# PROBLEM DETAILS:
Return every entry exactly, except for any pictures.

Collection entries
----------
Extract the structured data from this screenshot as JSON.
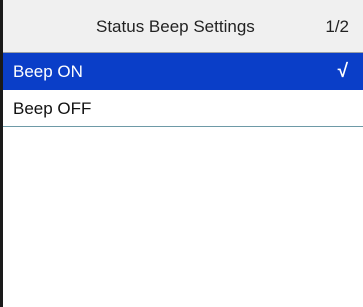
{
  "header": {
    "title": "Status Beep Settings",
    "page_indicator": "1/2"
  },
  "menu": {
    "items": [
      {
        "label": "Beep ON",
        "selected": true,
        "check_mark": "√"
      },
      {
        "label": "Beep OFF",
        "selected": false
      }
    ]
  },
  "colors": {
    "selected_row": "#0a3ec8",
    "header_bg": "#f0f0f0"
  }
}
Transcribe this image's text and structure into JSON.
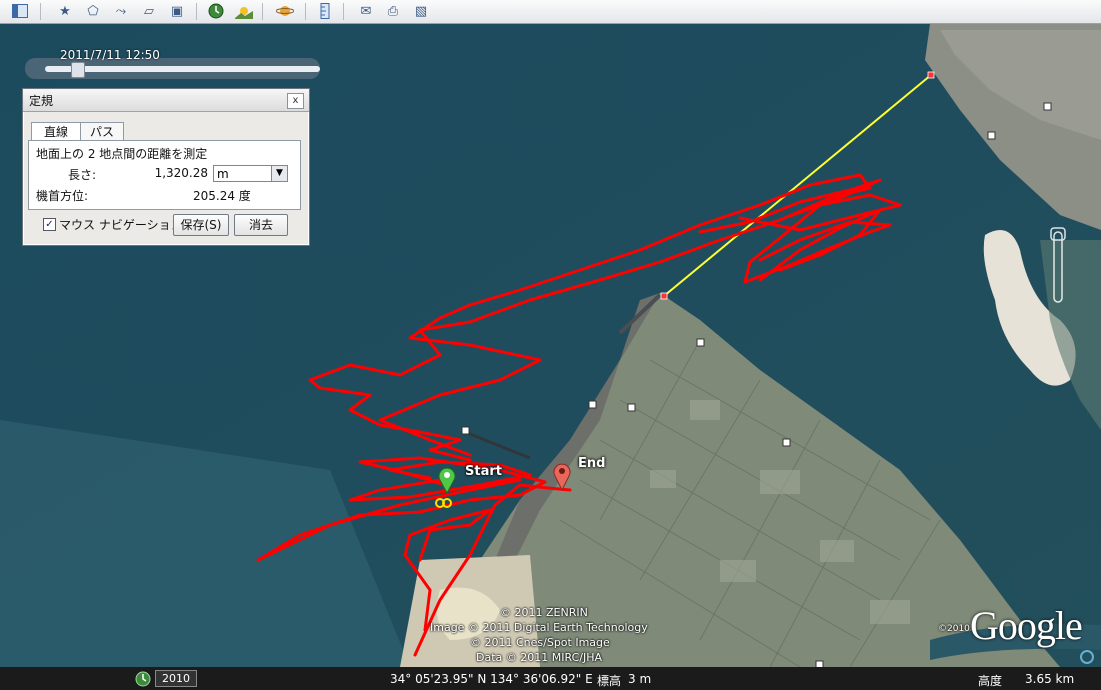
{
  "toolbar": {
    "buttons": [
      {
        "icon": "sidebar-icon"
      },
      {
        "icon": "placemark-icon"
      },
      {
        "icon": "polygon-icon"
      },
      {
        "icon": "path-icon"
      },
      {
        "icon": "overlay-icon"
      },
      {
        "icon": "tour-icon"
      },
      {
        "icon": "historical-imagery-icon"
      },
      {
        "icon": "sunlight-icon"
      },
      {
        "icon": "planet-icon"
      },
      {
        "icon": "ruler-icon"
      },
      {
        "icon": "email-icon"
      },
      {
        "icon": "print-icon"
      },
      {
        "icon": "save-image-icon"
      }
    ]
  },
  "timebar": {
    "label": "2011/7/11   12:50",
    "position": 0.1
  },
  "ruler_dialog": {
    "title": "定規",
    "close": "x",
    "tabs": [
      {
        "label": "直線",
        "active": true
      },
      {
        "label": "パス",
        "active": false
      }
    ],
    "description": "地面上の 2 地点間の距離を測定",
    "length_label": "長さ:",
    "length_value": "1,320.28",
    "unit": "m",
    "heading_label": "機首方位:",
    "heading_value": "205.24 度",
    "mouse_nav_label": "マウス ナビゲーション",
    "mouse_nav_checked": true,
    "save_button": "保存(S)",
    "clear_button": "消去"
  },
  "map": {
    "start_label": "Start",
    "end_label": "End",
    "track_color": "#ff0000",
    "ruler_line_color": "#ffff33",
    "start_pin_color": "#4fc84a",
    "end_pin_color": "#e8675d",
    "copyright": [
      "© 2011 ZENRIN",
      "Image © 2011 Digital Earth Technology",
      "© 2011 Cnes/Spot Image",
      "Data © 2011 MIRC/JHA"
    ],
    "logo": "Google",
    "logo_year": "©2010"
  },
  "status": {
    "year": "2010",
    "coordinates": "34° 05'23.95\" N 134° 36'06.92\" E",
    "elevation_label": "標高",
    "elevation": "3 m",
    "altitude_label": "高度",
    "altitude": "3.65 km"
  }
}
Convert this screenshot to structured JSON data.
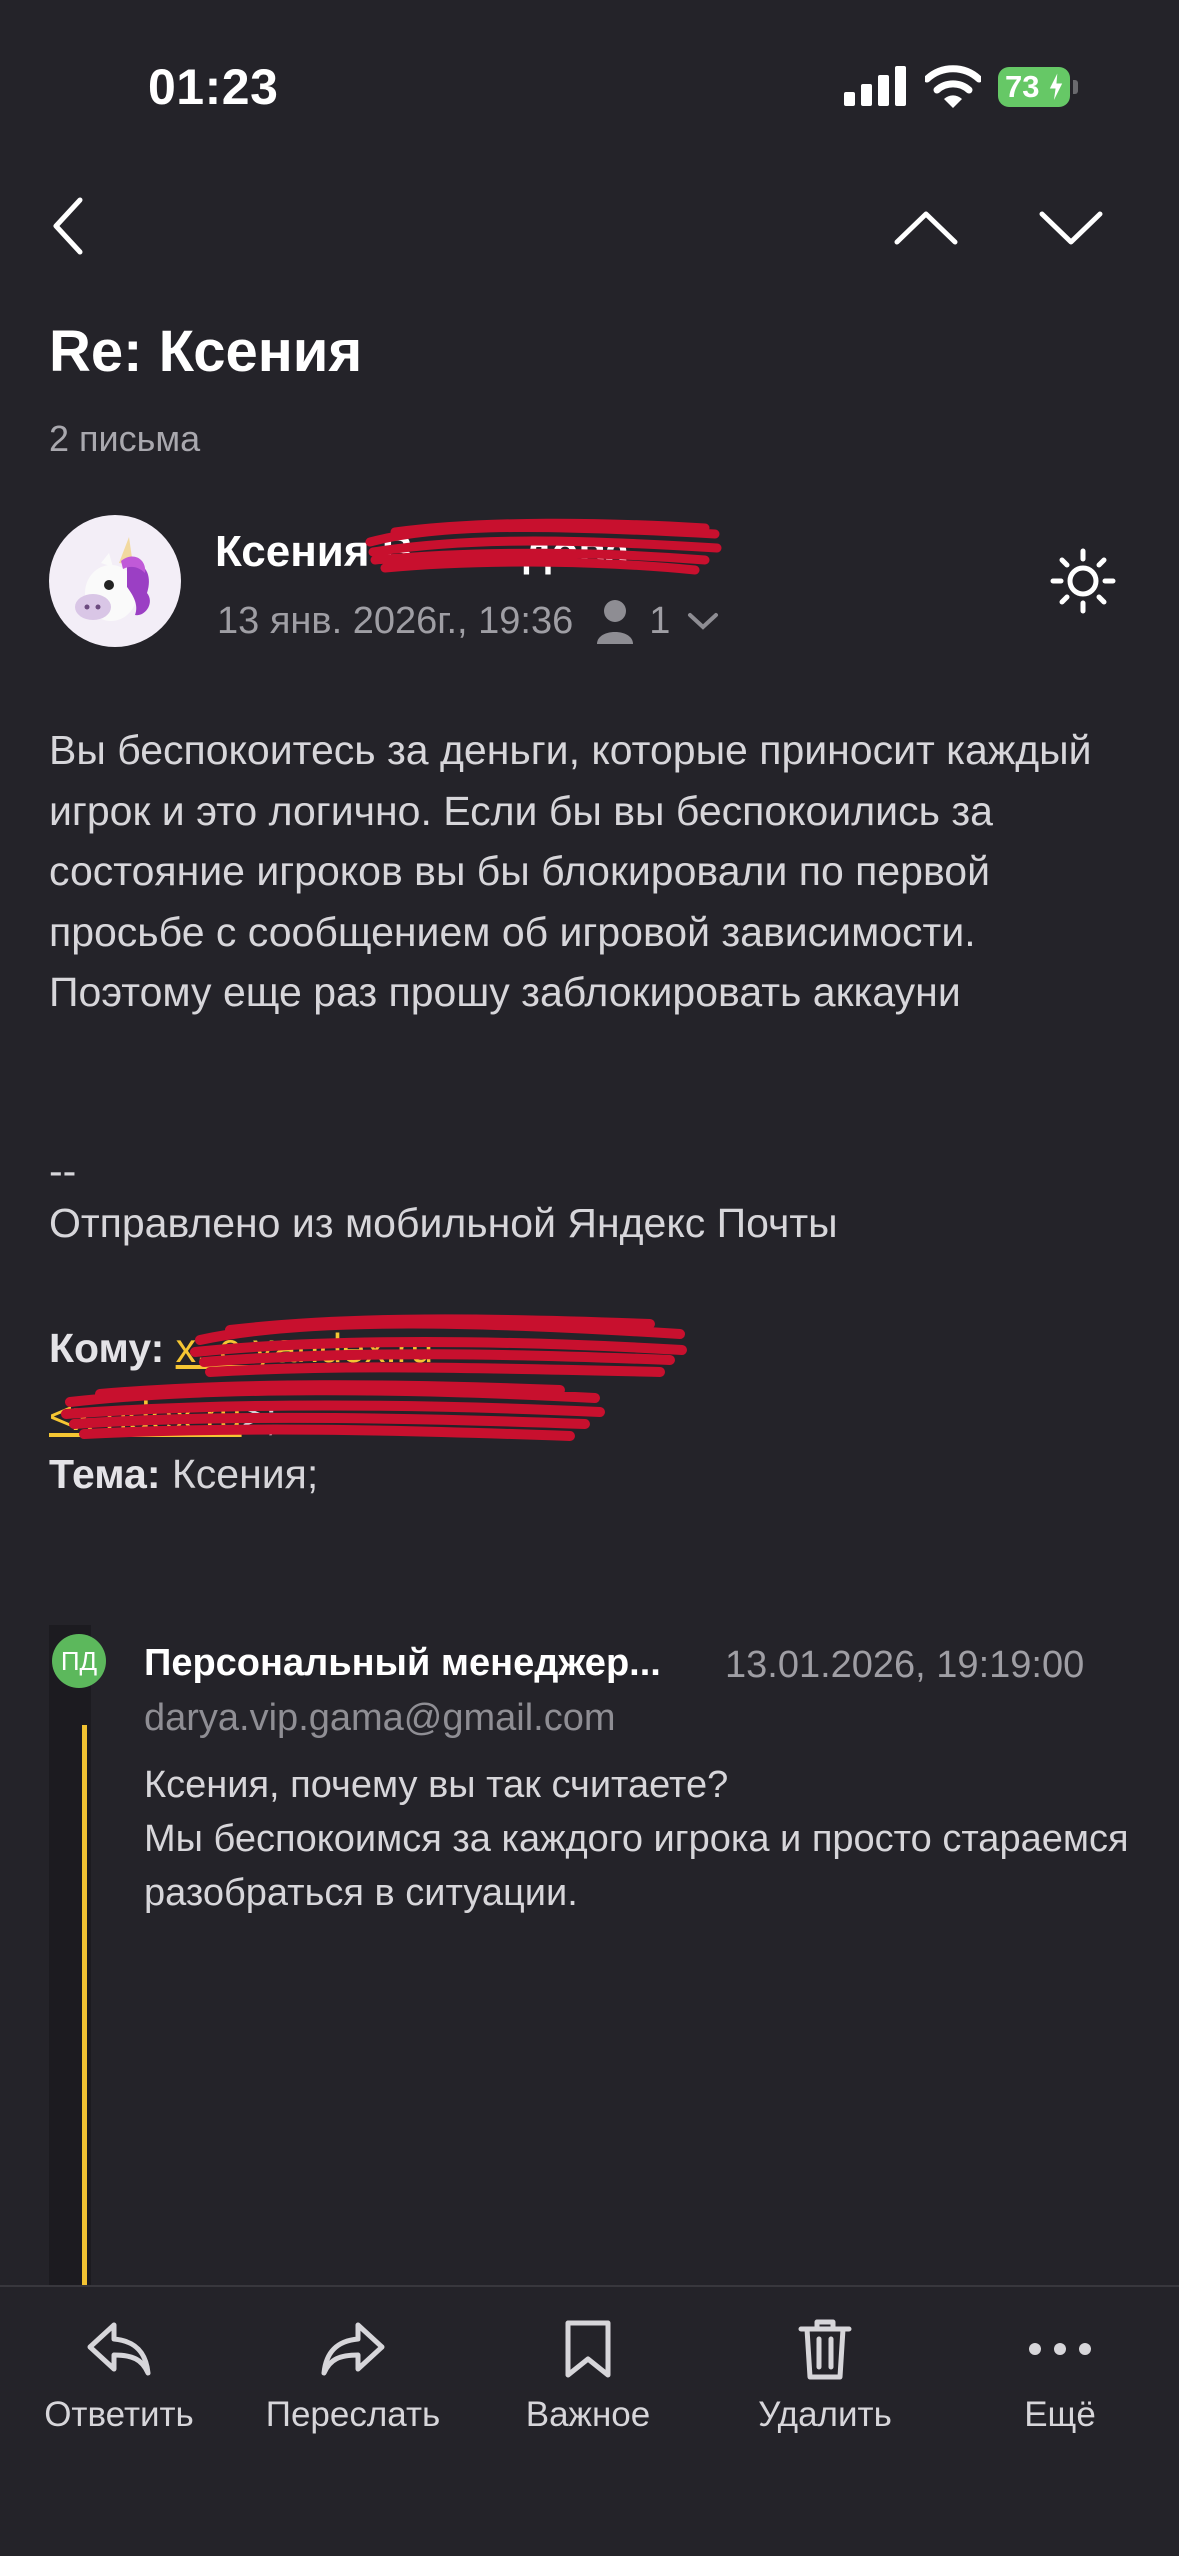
{
  "status": {
    "time": "01:23",
    "battery": "73"
  },
  "header": {
    "title": "Re: Ксения",
    "count": "2 письма"
  },
  "sender": {
    "name": "Ксения В",
    "name_tail": "дова",
    "date": "13 янв. 2026г., 19:36",
    "recipients_count": "1"
  },
  "message": {
    "body": "Вы беспокоитесь за деньги, которые приносит каждый игрок и это логично. Если бы вы беспокоились за состояние игроков вы бы блокировали по первой просьбе с сообщением об игровой зависимости. Поэтому еще раз прошу заблокировать аккауни",
    "separator": "--",
    "signature": "Отправлено из мобильной Яндекс Почты",
    "to_label": "Кому:",
    "to_value": "x.            e.yandex.ru",
    "to_value2": "<x               ndex.ru",
    "to_suffix": ">;",
    "subject_label": "Тема:",
    "subject_value": "Ксения;"
  },
  "quoted": {
    "initials": "ПД",
    "name": "Персональный менеджер...",
    "date": "13.01.2026, 19:19:00",
    "email": "darya.vip.gama@gmail.com",
    "text": "Ксения, почему вы так считаете?\n Мы беспокоимся за каждого игрока и просто стараемся разобраться в ситуации."
  },
  "toolbar": {
    "reply": "Ответить",
    "forward": "Переслать",
    "important": "Важное",
    "delete": "Удалить",
    "more": "Ещё"
  },
  "colors": {
    "background": "#242329",
    "accent": "#f5c633",
    "badge": "#5cb85c"
  }
}
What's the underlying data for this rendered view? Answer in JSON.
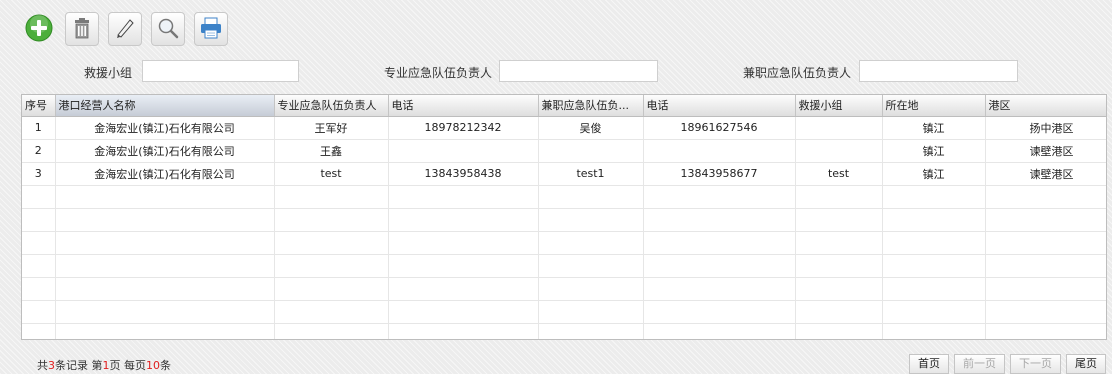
{
  "toolbar": {
    "icons": [
      "add-icon",
      "delete-icon",
      "edit-icon",
      "search-icon",
      "print-icon"
    ],
    "accent": "#4cae3b"
  },
  "filters": {
    "rescue_group_label": "救援小组",
    "rescue_group_value": "",
    "pro_team_leader_label": "专业应急队伍负责人",
    "pro_team_leader_value": "",
    "part_team_leader_label": "兼职应急队伍负责人",
    "part_team_leader_value": ""
  },
  "table": {
    "columns": [
      "序号",
      "港口经营人名称",
      "专业应急队伍负责人",
      "电话",
      "兼职应急队伍负...",
      "电话",
      "救援小组",
      "所在地",
      "港区"
    ],
    "rows": [
      [
        "1",
        "金海宏业(镇江)石化有限公司",
        "王军好",
        "18978212342",
        "吴俊",
        "18961627546",
        "",
        "镇江",
        "扬中港区"
      ],
      [
        "2",
        "金海宏业(镇江)石化有限公司",
        "王鑫",
        "",
        "",
        "",
        "",
        "镇江",
        "谏壁港区"
      ],
      [
        "3",
        "金海宏业(镇江)石化有限公司",
        "test",
        "13843958438",
        "test1",
        "13843958677",
        "test",
        "镇江",
        "谏壁港区"
      ]
    ],
    "empty_rows": 7
  },
  "footer": {
    "total_prefix": "共",
    "total_count": "3",
    "total_suffix": "条记录 第",
    "page_number": "1",
    "page_suffix": "页 每页",
    "page_size": "10",
    "size_suffix": "条",
    "first": "首页",
    "prev": "前一页",
    "next": "下一页",
    "last": "尾页"
  }
}
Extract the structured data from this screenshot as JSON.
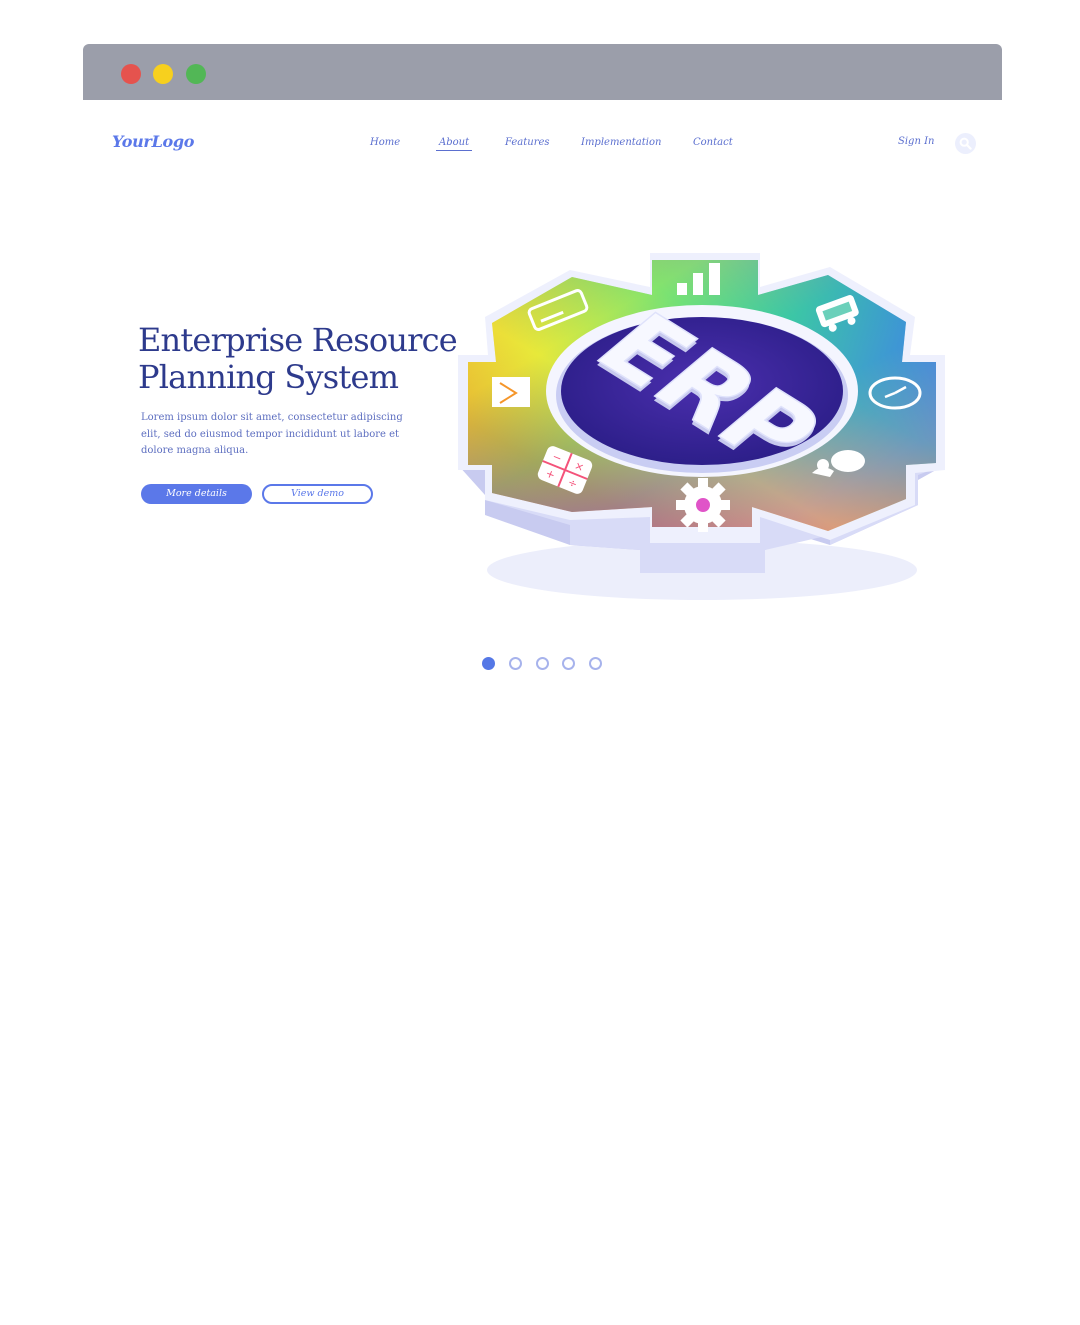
{
  "colors": {
    "brand_blue": "#5b78e9",
    "title_navy": "#2d3a8c",
    "nav_text": "#5b6fcf",
    "body_text": "#5e6fc0",
    "window_bar": "#9b9eaa",
    "traffic_red": "#e5534e",
    "traffic_yellow": "#f7d01e",
    "traffic_green": "#52b756",
    "pager_active": "#5578e6",
    "pager_inactive": "#a7b3ec"
  },
  "window": {
    "controls": [
      "close-icon",
      "minimize-icon",
      "maximize-icon"
    ]
  },
  "header": {
    "logo": "YourLogo",
    "nav": [
      {
        "label": "Home",
        "active": false
      },
      {
        "label": "About",
        "active": true
      },
      {
        "label": "Features",
        "active": false
      },
      {
        "label": "Implementation",
        "active": false
      },
      {
        "label": "Contact",
        "active": false
      }
    ],
    "sign_in": "Sign In",
    "search_icon": "search-icon"
  },
  "hero": {
    "title_line1": "Enterprise Resource",
    "title_line2": "Planning System",
    "description": "Lorem ipsum dolor sit amet, consectetur adipiscing elit, sed do eiusmod tempor incididunt ut labore et dolore magna aliqua.",
    "primary_button": "More details",
    "secondary_button": "View demo",
    "illustration": {
      "center_text": "ERP",
      "icons": [
        "credit-card-icon",
        "bar-chart-icon",
        "truck-icon",
        "clock-icon",
        "people-icon",
        "gear-icon",
        "calculator-icon",
        "mail-icon"
      ]
    }
  },
  "carousel": {
    "total": 5,
    "active_index": 0
  }
}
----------
# RESPONSE TO THIS TASK:
Extract the structured data from this screenshot as JSON.
{
  "header": {
    "title": "Status Beep Settings",
    "page_indicator": "1/2"
  },
  "menu": {
    "items": [
      {
        "label": "Beep ON",
        "selected": true,
        "check_mark": "√"
      },
      {
        "label": "Beep OFF",
        "selected": false
      }
    ]
  },
  "colors": {
    "selected_row": "#0a3ec8",
    "header_bg": "#f0f0f0"
  }
}
Transcribe this image's text and structure into JSON.
{
  "toolbar": {
    "buttons": [
      {
        "icon": "sidebar-icon"
      },
      {
        "icon": "placemark-icon"
      },
      {
        "icon": "polygon-icon"
      },
      {
        "icon": "path-icon"
      },
      {
        "icon": "overlay-icon"
      },
      {
        "icon": "tour-icon"
      },
      {
        "icon": "historical-imagery-icon"
      },
      {
        "icon": "sunlight-icon"
      },
      {
        "icon": "planet-icon"
      },
      {
        "icon": "ruler-icon"
      },
      {
        "icon": "email-icon"
      },
      {
        "icon": "print-icon"
      },
      {
        "icon": "save-image-icon"
      }
    ]
  },
  "timebar": {
    "label": "2011/7/11   12:50",
    "position": 0.1
  },
  "ruler_dialog": {
    "title": "定規",
    "close": "x",
    "tabs": [
      {
        "label": "直線",
        "active": true
      },
      {
        "label": "パス",
        "active": false
      }
    ],
    "description": "地面上の 2 地点間の距離を測定",
    "length_label": "長さ:",
    "length_value": "1,320.28",
    "unit": "m",
    "heading_label": "機首方位:",
    "heading_value": "205.24 度",
    "mouse_nav_label": "マウス ナビゲーション",
    "mouse_nav_checked": true,
    "save_button": "保存(S)",
    "clear_button": "消去"
  },
  "map": {
    "start_label": "Start",
    "end_label": "End",
    "track_color": "#ff0000",
    "ruler_line_color": "#ffff33",
    "start_pin_color": "#4fc84a",
    "end_pin_color": "#e8675d",
    "copyright": [
      "© 2011 ZENRIN",
      "Image © 2011 Digital Earth Technology",
      "© 2011 Cnes/Spot Image",
      "Data © 2011 MIRC/JHA"
    ],
    "logo": "Google",
    "logo_year": "©2010"
  },
  "status": {
    "year": "2010",
    "coordinates": "34° 05'23.95\" N 134° 36'06.92\" E",
    "elevation_label": "標高",
    "elevation": "3 m",
    "altitude_label": "高度",
    "altitude": "3.65 km"
  }
}
Convert this screenshot to structured JSON data.
{
  "status": {
    "time": "01:23",
    "battery": "73"
  },
  "header": {
    "title": "Re: Ксения",
    "count": "2 письма"
  },
  "sender": {
    "name": "Ксения В",
    "name_tail": "дова",
    "date": "13 янв. 2026г., 19:36",
    "recipients_count": "1"
  },
  "message": {
    "body": "Вы беспокоитесь за деньги, которые приносит каждый игрок и это логично. Если бы вы беспокоились за состояние игроков вы бы блокировали по первой просьбе с сообщением об игровой зависимости. Поэтому еще раз прошу заблокировать аккауни",
    "separator": "--",
    "signature": "Отправлено из мобильной Яндекс Почты",
    "to_label": "Кому:",
    "to_value": "x.            e.yandex.ru",
    "to_value2": "<x               ndex.ru",
    "to_suffix": ">;",
    "subject_label": "Тема:",
    "subject_value": "Ксения;"
  },
  "quoted": {
    "initials": "ПД",
    "name": "Персональный менеджер...",
    "date": "13.01.2026, 19:19:00",
    "email": "darya.vip.gama@gmail.com",
    "text": "Ксения, почему вы так считаете?\n Мы беспокоимся за каждого игрока и просто стараемся разобраться в ситуации."
  },
  "toolbar": {
    "reply": "Ответить",
    "forward": "Переслать",
    "important": "Важное",
    "delete": "Удалить",
    "more": "Ещё"
  },
  "colors": {
    "background": "#242329",
    "accent": "#f5c633",
    "badge": "#5cb85c"
  }
}
What's the underlying data for this rendered view? Answer in JSON.
{
  "toolbar": {
    "icons": [
      "add-icon",
      "delete-icon",
      "edit-icon",
      "search-icon",
      "print-icon"
    ],
    "accent": "#4cae3b"
  },
  "filters": {
    "rescue_group_label": "救援小组",
    "rescue_group_value": "",
    "pro_team_leader_label": "专业应急队伍负责人",
    "pro_team_leader_value": "",
    "part_team_leader_label": "兼职应急队伍负责人",
    "part_team_leader_value": ""
  },
  "table": {
    "columns": [
      "序号",
      "港口经营人名称",
      "专业应急队伍负责人",
      "电话",
      "兼职应急队伍负...",
      "电话",
      "救援小组",
      "所在地",
      "港区"
    ],
    "rows": [
      [
        "1",
        "金海宏业(镇江)石化有限公司",
        "王军好",
        "18978212342",
        "吴俊",
        "18961627546",
        "",
        "镇江",
        "扬中港区"
      ],
      [
        "2",
        "金海宏业(镇江)石化有限公司",
        "王鑫",
        "",
        "",
        "",
        "",
        "镇江",
        "谏壁港区"
      ],
      [
        "3",
        "金海宏业(镇江)石化有限公司",
        "test",
        "13843958438",
        "test1",
        "13843958677",
        "test",
        "镇江",
        "谏壁港区"
      ]
    ],
    "empty_rows": 7
  },
  "footer": {
    "total_prefix": "共",
    "total_count": "3",
    "total_suffix": "条记录 第",
    "page_number": "1",
    "page_suffix": "页 每页",
    "page_size": "10",
    "size_suffix": "条",
    "first": "首页",
    "prev": "前一页",
    "next": "下一页",
    "last": "尾页"
  }
}
Extract the structured data from this screenshot as JSON.
{
  "colors": {
    "brand_blue": "#5b78e9",
    "title_navy": "#2d3a8c",
    "nav_text": "#5b6fcf",
    "body_text": "#5e6fc0",
    "window_bar": "#9b9eaa",
    "traffic_red": "#e5534e",
    "traffic_yellow": "#f7d01e",
    "traffic_green": "#52b756",
    "pager_active": "#5578e6",
    "pager_inactive": "#a7b3ec"
  },
  "window": {
    "controls": [
      "close-icon",
      "minimize-icon",
      "maximize-icon"
    ]
  },
  "header": {
    "logo": "YourLogo",
    "nav": [
      {
        "label": "Home",
        "active": false
      },
      {
        "label": "About",
        "active": true
      },
      {
        "label": "Features",
        "active": false
      },
      {
        "label": "Implementation",
        "active": false
      },
      {
        "label": "Contact",
        "active": false
      }
    ],
    "sign_in": "Sign In",
    "search_icon": "search-icon"
  },
  "hero": {
    "title_line1": "Enterprise Resource",
    "title_line2": "Planning System",
    "description": "Lorem ipsum dolor sit amet, consectetur adipiscing elit, sed do eiusmod tempor incididunt ut labore et dolore magna aliqua.",
    "primary_button": "More details",
    "secondary_button": "View demo",
    "illustration": {
      "center_text": "ERP",
      "icons": [
        "credit-card-icon",
        "bar-chart-icon",
        "truck-icon",
        "clock-icon",
        "people-icon",
        "gear-icon",
        "calculator-icon",
        "mail-icon"
      ]
    }
  },
  "carousel": {
    "total": 5,
    "active_index": 0
  }
}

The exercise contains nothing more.